### Given data
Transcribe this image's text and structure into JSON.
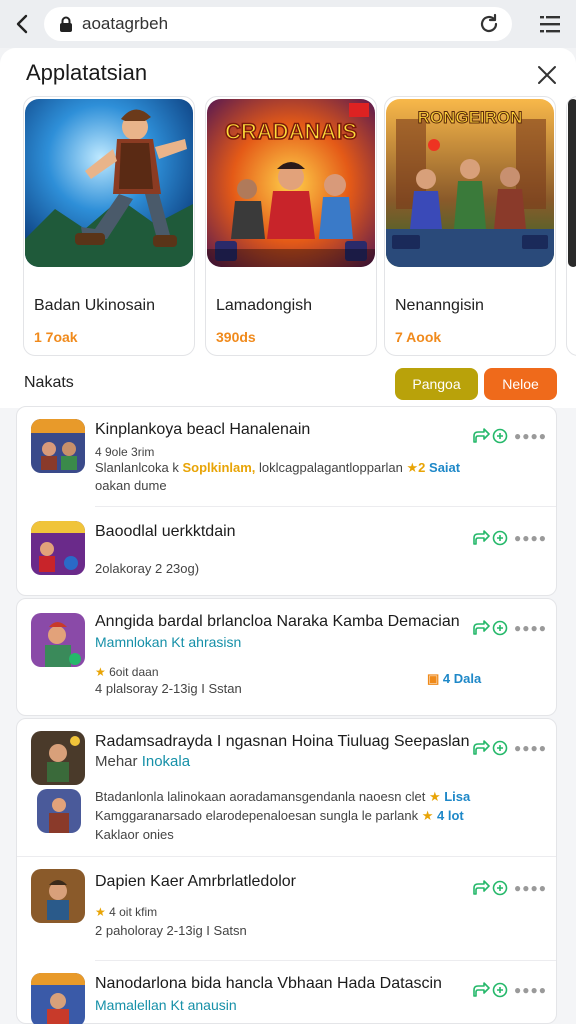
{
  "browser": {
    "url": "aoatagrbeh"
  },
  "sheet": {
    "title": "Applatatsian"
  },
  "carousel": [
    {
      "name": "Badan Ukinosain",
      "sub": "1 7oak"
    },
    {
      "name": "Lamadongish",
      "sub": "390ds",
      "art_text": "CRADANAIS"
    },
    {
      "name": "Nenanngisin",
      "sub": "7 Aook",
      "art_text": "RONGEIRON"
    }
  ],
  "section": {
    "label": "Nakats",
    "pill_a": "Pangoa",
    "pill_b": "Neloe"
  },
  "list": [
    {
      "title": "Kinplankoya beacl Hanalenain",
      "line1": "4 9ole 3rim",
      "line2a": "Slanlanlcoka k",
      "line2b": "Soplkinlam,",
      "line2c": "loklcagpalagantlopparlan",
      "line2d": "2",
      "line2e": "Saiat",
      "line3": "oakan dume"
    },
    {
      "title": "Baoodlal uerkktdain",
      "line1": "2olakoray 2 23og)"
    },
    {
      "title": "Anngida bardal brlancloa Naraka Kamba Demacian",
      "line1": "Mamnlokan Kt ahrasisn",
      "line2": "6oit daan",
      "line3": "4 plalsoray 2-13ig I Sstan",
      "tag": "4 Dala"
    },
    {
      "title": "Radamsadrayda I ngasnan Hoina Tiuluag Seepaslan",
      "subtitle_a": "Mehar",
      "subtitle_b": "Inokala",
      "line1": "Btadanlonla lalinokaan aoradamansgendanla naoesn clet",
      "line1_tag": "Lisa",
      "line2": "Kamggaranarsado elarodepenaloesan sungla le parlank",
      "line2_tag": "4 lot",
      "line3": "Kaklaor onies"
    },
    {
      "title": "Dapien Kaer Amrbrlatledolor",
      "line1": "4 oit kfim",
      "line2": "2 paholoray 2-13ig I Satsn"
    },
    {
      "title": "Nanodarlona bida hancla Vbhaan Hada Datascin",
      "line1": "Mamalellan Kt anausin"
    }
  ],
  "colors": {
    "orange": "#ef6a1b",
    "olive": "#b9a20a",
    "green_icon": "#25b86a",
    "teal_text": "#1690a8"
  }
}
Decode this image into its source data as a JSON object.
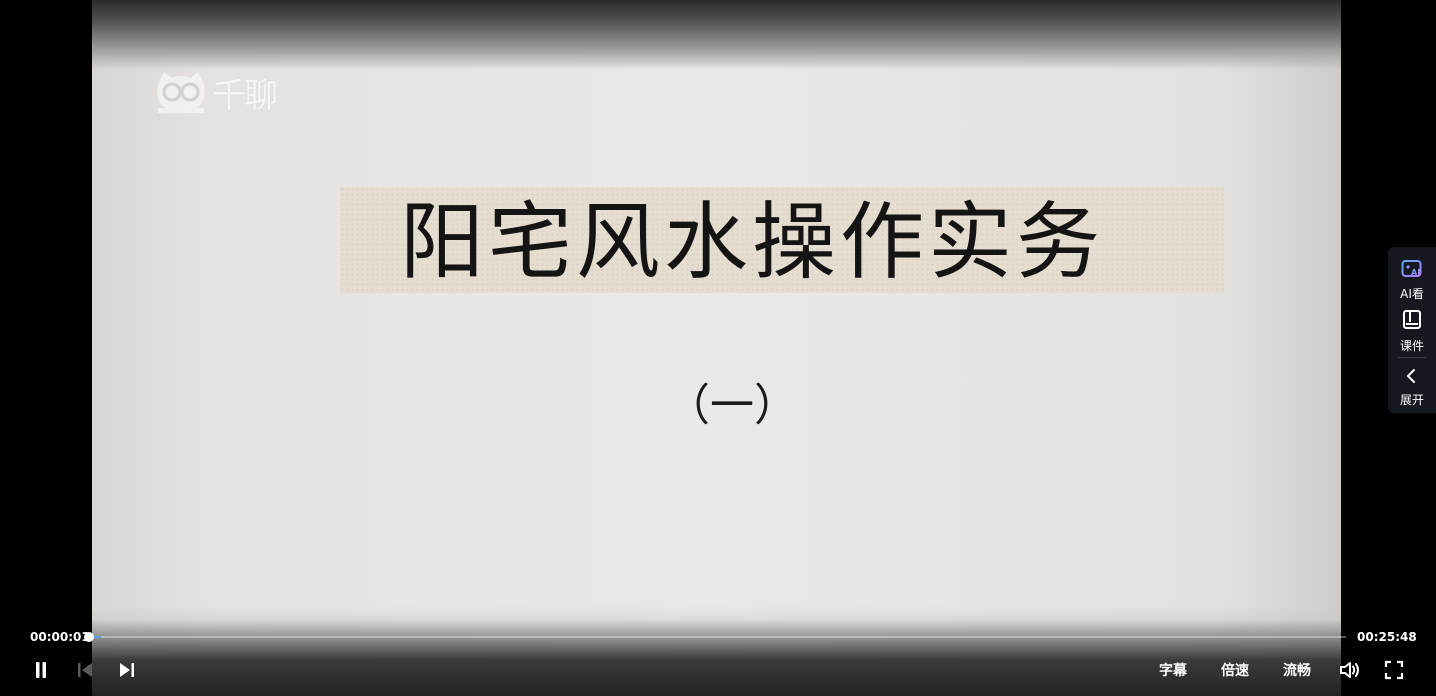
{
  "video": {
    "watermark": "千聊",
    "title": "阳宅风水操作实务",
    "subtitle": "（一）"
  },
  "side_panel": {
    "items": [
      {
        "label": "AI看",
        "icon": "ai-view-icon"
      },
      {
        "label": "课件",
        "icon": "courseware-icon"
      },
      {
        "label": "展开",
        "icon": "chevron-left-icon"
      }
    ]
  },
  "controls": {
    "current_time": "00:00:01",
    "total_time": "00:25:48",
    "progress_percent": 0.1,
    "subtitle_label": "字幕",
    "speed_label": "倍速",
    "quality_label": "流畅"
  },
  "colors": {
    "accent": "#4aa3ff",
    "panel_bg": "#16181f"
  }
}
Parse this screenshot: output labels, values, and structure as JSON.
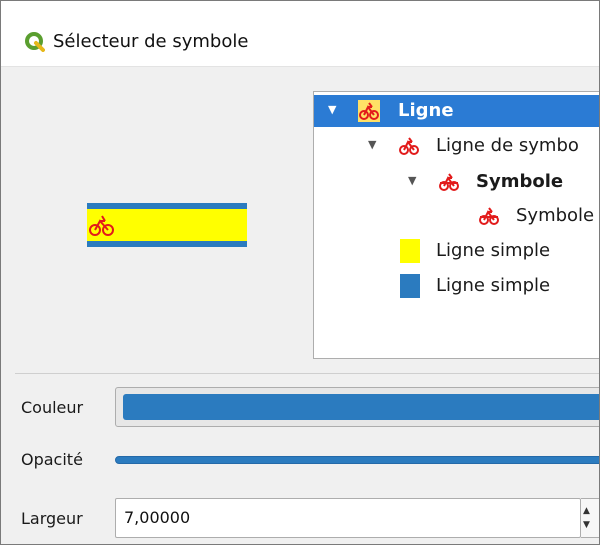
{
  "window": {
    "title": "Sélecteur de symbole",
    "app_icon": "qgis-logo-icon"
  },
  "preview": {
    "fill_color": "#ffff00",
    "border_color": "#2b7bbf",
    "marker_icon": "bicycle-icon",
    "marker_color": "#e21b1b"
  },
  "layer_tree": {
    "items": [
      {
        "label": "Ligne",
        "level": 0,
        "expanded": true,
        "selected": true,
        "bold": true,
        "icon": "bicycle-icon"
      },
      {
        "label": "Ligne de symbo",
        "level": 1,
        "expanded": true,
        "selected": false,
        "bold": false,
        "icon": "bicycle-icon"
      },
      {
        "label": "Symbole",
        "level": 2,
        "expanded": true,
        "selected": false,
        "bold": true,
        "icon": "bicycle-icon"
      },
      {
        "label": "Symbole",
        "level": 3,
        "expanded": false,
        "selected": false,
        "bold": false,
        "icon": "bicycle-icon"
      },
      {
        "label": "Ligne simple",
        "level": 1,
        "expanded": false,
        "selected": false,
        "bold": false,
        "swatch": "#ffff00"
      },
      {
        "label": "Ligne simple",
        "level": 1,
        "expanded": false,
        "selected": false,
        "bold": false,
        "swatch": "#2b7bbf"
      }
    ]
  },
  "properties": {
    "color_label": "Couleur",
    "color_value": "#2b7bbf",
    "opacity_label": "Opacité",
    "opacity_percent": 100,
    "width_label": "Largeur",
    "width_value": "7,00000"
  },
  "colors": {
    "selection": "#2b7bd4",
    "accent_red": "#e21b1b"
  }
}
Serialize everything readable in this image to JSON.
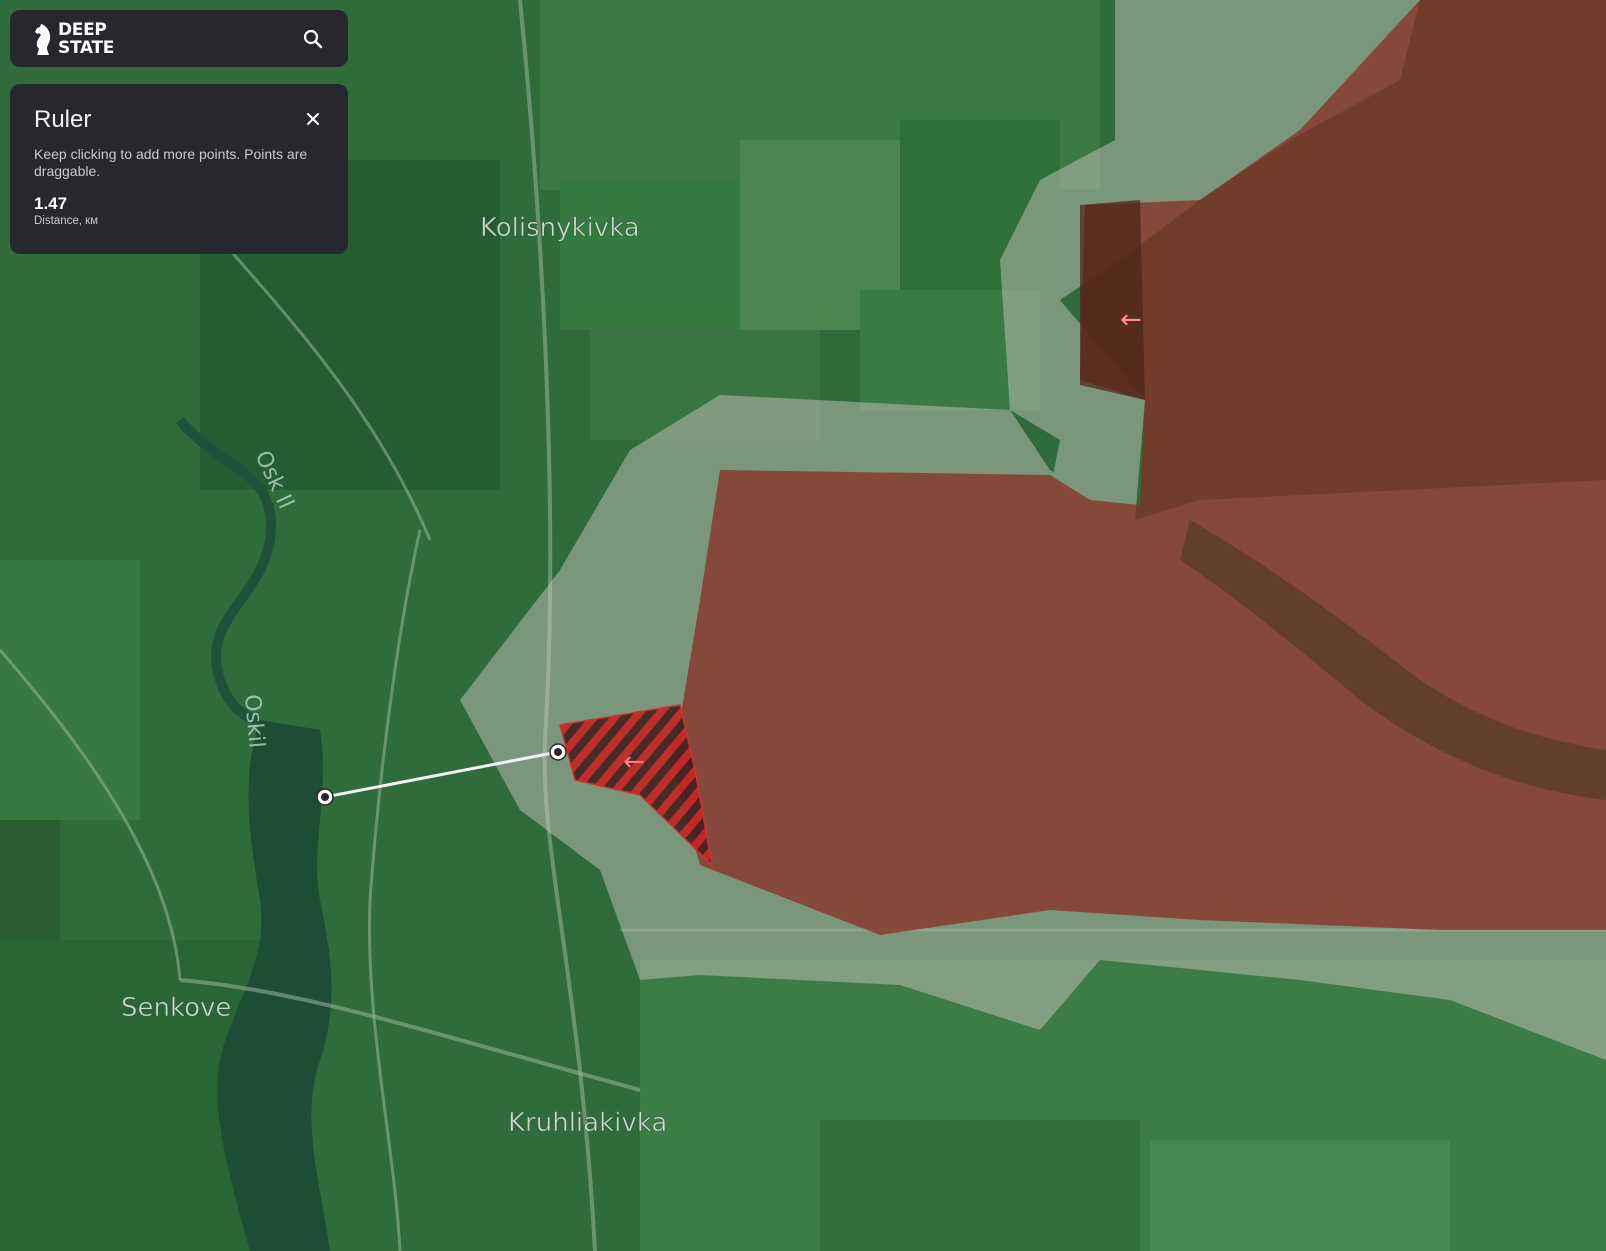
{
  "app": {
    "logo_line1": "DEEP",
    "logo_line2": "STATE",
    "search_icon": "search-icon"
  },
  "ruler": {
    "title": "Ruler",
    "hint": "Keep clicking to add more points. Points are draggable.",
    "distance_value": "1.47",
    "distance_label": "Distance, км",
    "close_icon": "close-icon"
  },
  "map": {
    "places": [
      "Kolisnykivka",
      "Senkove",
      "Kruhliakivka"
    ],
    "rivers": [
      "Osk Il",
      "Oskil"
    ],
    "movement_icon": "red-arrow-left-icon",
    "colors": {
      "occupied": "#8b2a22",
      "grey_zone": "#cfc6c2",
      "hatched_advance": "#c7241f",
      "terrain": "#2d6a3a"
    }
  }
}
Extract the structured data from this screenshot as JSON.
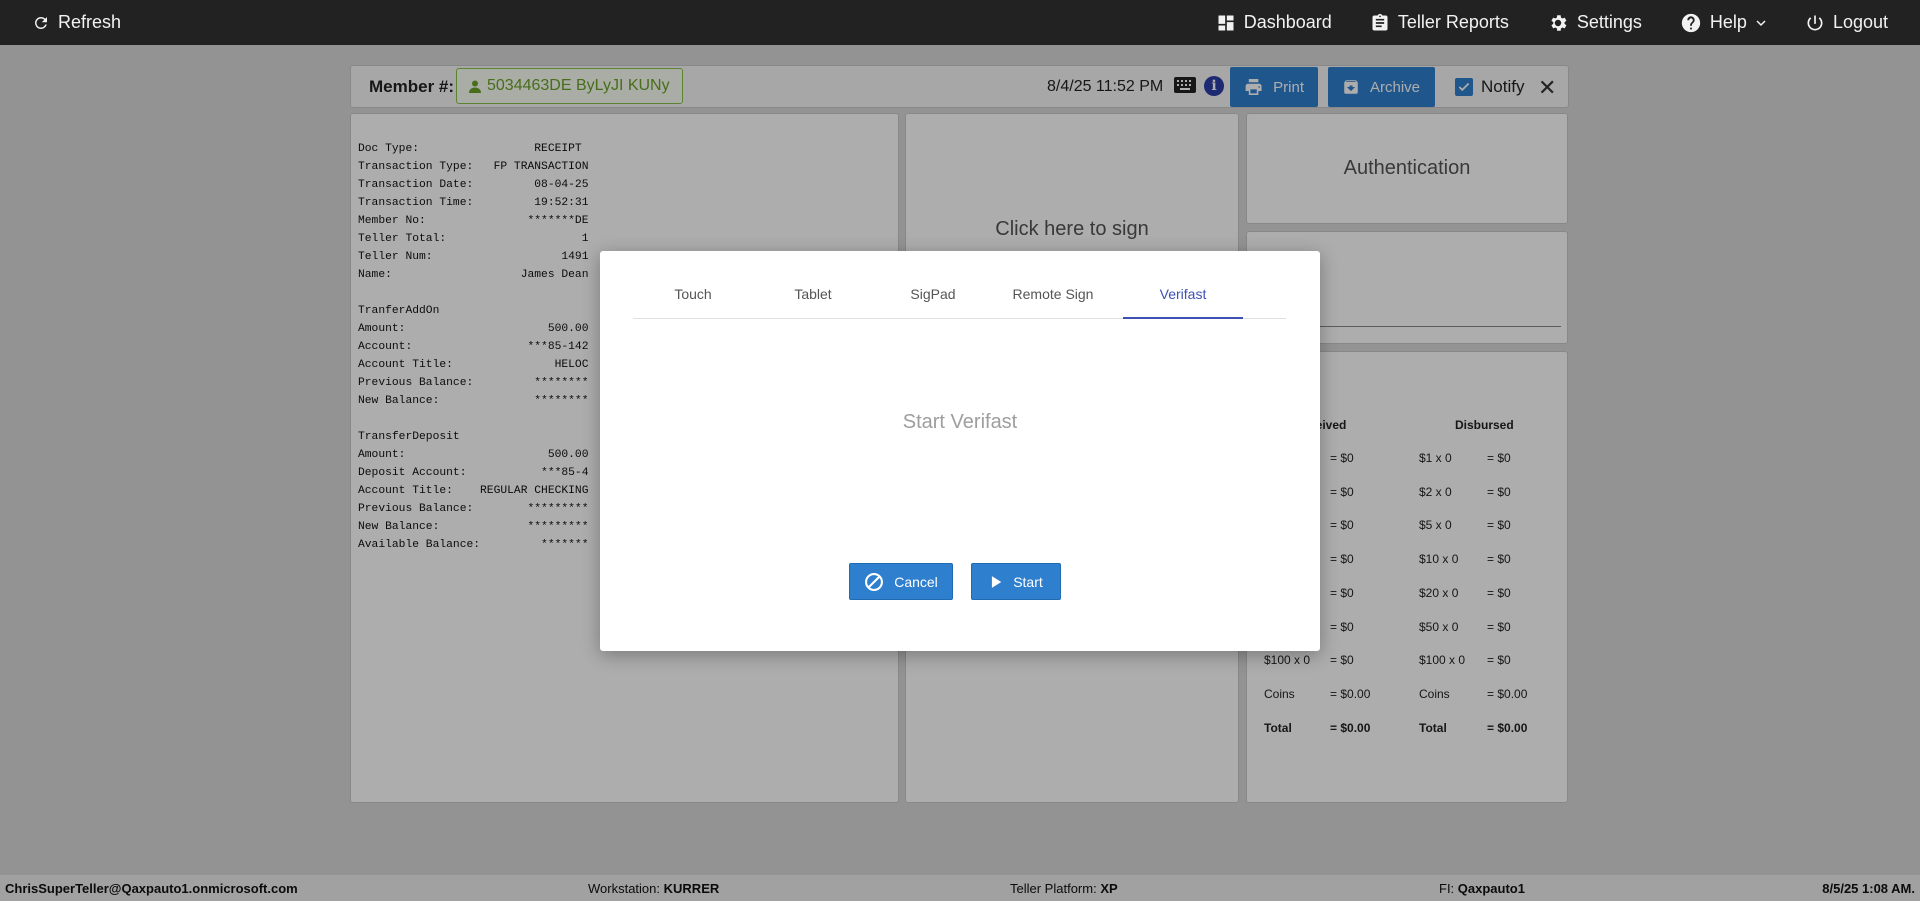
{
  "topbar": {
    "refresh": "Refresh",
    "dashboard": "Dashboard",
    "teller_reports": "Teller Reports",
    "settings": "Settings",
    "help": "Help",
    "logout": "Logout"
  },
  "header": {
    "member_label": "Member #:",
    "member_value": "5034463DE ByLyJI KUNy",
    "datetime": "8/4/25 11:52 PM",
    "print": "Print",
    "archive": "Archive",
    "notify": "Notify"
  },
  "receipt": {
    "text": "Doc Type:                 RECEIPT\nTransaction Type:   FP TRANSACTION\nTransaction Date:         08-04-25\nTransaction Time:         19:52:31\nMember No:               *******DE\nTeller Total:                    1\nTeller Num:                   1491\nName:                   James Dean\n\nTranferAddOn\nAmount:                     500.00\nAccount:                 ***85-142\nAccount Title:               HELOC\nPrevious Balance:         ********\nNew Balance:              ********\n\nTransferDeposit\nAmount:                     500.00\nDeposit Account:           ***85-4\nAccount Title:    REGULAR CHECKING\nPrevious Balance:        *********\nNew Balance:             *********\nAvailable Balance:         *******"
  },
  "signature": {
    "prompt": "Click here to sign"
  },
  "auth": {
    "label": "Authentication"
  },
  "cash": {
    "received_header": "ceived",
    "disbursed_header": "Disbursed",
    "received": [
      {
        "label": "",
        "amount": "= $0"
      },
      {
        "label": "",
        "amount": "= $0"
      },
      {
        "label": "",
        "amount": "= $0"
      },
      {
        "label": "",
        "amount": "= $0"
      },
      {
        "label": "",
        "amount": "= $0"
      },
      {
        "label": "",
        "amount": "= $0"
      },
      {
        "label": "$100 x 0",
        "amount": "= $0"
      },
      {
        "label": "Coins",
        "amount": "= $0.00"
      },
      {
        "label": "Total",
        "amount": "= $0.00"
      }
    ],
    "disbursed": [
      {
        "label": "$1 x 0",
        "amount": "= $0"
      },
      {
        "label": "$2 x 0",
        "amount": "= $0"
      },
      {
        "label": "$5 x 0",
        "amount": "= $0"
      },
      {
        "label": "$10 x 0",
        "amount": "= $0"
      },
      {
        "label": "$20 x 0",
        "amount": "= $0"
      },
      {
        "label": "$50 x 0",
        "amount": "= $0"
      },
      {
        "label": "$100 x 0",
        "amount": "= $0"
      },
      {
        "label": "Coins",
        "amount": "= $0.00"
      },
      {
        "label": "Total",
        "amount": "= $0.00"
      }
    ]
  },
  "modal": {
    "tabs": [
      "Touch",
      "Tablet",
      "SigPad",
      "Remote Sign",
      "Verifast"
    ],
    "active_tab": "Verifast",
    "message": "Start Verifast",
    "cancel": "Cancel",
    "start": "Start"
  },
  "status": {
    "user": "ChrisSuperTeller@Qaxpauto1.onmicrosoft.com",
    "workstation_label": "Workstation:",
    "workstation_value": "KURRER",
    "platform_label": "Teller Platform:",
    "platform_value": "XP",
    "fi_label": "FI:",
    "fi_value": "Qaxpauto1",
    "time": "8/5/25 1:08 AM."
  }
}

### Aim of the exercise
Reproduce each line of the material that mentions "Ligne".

### Output below
        "label": "Ligne",
        "label": "Ligne de symbo",
        "label": "Ligne simple",
        "label": "Ligne simple",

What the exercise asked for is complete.